Pennsylvania Republicans are trying to eliminate the winner-take-all system for electoral votes, a move that might boost their presidential candidate’s chances in a state that picked the Democrat in the past five races.
With the backing of Republican Governor Tom Corbett, Senate Majority Leader Dominic Pileggi has proposed a plan, similar to ones under consideration in four other states, that would apportion 18 of Pennsylvania’s 20 electoral votes according to victory in congressional districts.
This would assure the Republican of some votes because of boundaries drawn to preserve party dominance, said Chris Borick, a political-science professor and director of the Muhlenberg College Institute of Public Opinion in Allentown. The move comes as Republicans across the country are fighting to tighten voting rules.
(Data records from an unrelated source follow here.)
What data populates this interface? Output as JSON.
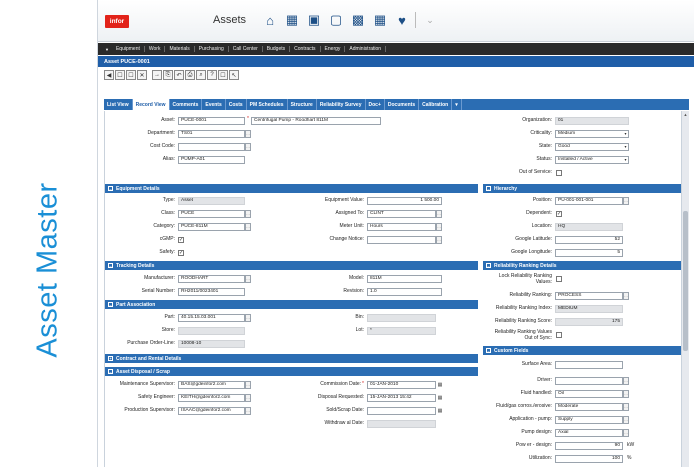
{
  "slide_title": "Asset Master",
  "app": {
    "logo": "infor",
    "module_title": "Assets",
    "top_icons": [
      "home-icon",
      "assets-icon",
      "document-icon",
      "bookmark-icon",
      "report-icon",
      "buildings-icon",
      "favorite-icon",
      "chevron-down-icon"
    ],
    "menu": [
      "Equipment",
      "Work",
      "Materials",
      "Purchasing",
      "Call Center",
      "Budgets",
      "Contracts",
      "Energy",
      "Administration"
    ],
    "asset_header": "Asset PUCE-0001",
    "toolbar_icons": [
      "◀",
      "☐",
      "☐",
      "✕",
      "→",
      "⎘",
      "↶",
      "⎙",
      "⌕",
      "?",
      "☐",
      "↖"
    ],
    "tabs": [
      "List View",
      "Record View",
      "Comments",
      "Events",
      "Costs",
      "PM Schedules",
      "Structure",
      "Reliability Survey",
      "Doc+",
      "Documents",
      "Calibration",
      "▾"
    ],
    "active_tab_index": 1
  },
  "header_fields": {
    "asset_label": "Asset:",
    "asset_code": "PUCE-0001",
    "asset_desc": "Centrifugal Pump - Roodhart 811M",
    "department_label": "Department:",
    "department": "TS01",
    "cost_code_label": "Cost Code:",
    "cost_code": "",
    "alias_label": "Alias:",
    "alias": "PUMP-A01",
    "organization_label": "Organization:",
    "organization": "01",
    "criticality_label": "Criticality:",
    "criticality": "Medium",
    "state_label": "State:",
    "state": "Good",
    "status_label": "Status:",
    "status": "Installed / Active",
    "out_of_service_label": "Out of Service:"
  },
  "equipment_details": {
    "title": "Equipment Details",
    "type_label": "Type:",
    "type": "Asset",
    "class_label": "Class:",
    "class": "PUCE",
    "category_label": "Category:",
    "category": "PUCE-811M",
    "cgmp_label": "cGMP:",
    "safety_label": "Safety:",
    "equipment_value_label": "Equipment Value:",
    "equipment_value": "1 500.00",
    "assigned_to_label": "Assigned To:",
    "assigned_to": "CLINT",
    "meter_unit_label": "Meter Unit:",
    "meter_unit": "Hours",
    "change_notice_label": "Change Notice:",
    "change_notice": ""
  },
  "hierarchy": {
    "title": "Hierarchy",
    "position_label": "Position:",
    "position": "PU-001-001-001",
    "dependent_label": "Dependent:",
    "location_label": "Location:",
    "location": "HQ",
    "latitude_label": "Google Latitude:",
    "latitude": "52",
    "longitude_label": "Google Longitude:",
    "longitude": "5"
  },
  "tracking": {
    "title": "Tracking Details",
    "manufacturer_label": "Manufacturer:",
    "manufacturer": "ROODHART",
    "serial_label": "Serial Number:",
    "serial": "RH2011/0023401",
    "model_label": "Model:",
    "model": "811M",
    "revision_label": "Revision:",
    "revision": "1.0"
  },
  "reliability": {
    "title": "Reliability Ranking Details",
    "lock_label": "Lock Reliability Ranking Values:",
    "ranking_label": "Reliability Ranking:",
    "ranking": "PROCESS",
    "index_label": "Reliability Ranking Index:",
    "index": "MEDIUM",
    "score_label": "Reliability Ranking Score:",
    "score": "175",
    "out_of_sync_label": "Reliability Ranking Values Out of Sync:"
  },
  "part_association": {
    "title": "Part Association",
    "part_label": "Part:",
    "part": "40.15.15.03.001",
    "store_label": "Store:",
    "store": "",
    "pol_label": "Purchase Order-Line:",
    "pol": "10008-10",
    "bin_label": "Bin:",
    "bin": "",
    "lot_label": "Lot:",
    "lot": "*"
  },
  "contract": {
    "title": "Contract and Rental Details"
  },
  "disposal": {
    "title": "Asset Disposal / Scrap",
    "maint_label": "Maintenance Supervisor:",
    "maint": "BAS@gdeinfor2.com",
    "safety_eng_label": "Safety Engineer:",
    "safety_eng": "KEITH@gdeinfor2.com",
    "prod_label": "Production Supervisor:",
    "prod": "ISAAC@gdeinfor2.com",
    "commission_label": "Commission Date:",
    "commission": "01-JAN-2010",
    "disposal_req_label": "Disposal Requested:",
    "disposal_req": "15-JAN-2013 15:42",
    "sold_label": "Sold/Scrap Date:",
    "sold": "",
    "withdraw_label": "Withdraw al Date:"
  },
  "custom_fields": {
    "title": "Custom Fields",
    "surface_label": "Surface Area:",
    "surface": "",
    "driver_label": "Driver:",
    "driver": "",
    "fluid_label": "Fluid handled:",
    "fluid": "Oil",
    "fluid_corr_label": "Fluid/gas corros./erosive:",
    "fluid_corr": "Moderate",
    "application_label": "Application - pump:",
    "application": "Supply",
    "pump_design_label": "Pump design:",
    "pump_design": "Axial",
    "power_label": "Pow er - design:",
    "power": "90",
    "power_unit": "kW",
    "util_label": "Utilization:",
    "util": "100",
    "util_unit": "%"
  },
  "checks": {
    "cgmp": true,
    "safety": true,
    "dependent": true,
    "out_of_service": false,
    "lock": false,
    "out_of_sync": false
  }
}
“They’re all motivated by the same agenda to increase Republican share and representation,” said Daniel P. Tokaji, a law professor at Ohio State University and associate director of its Election Law @ Moritz center.
U.S. states have Electoral College votes equal to the number of their members of the House of Representatives, plus two for their senators. Forty-eight states grant all electoral votes to the statewide victor of the presidential race, who must claim 270 to win office. The nation’s founders created the system as a compromise between having Congress elect the president and having citizens do it directly.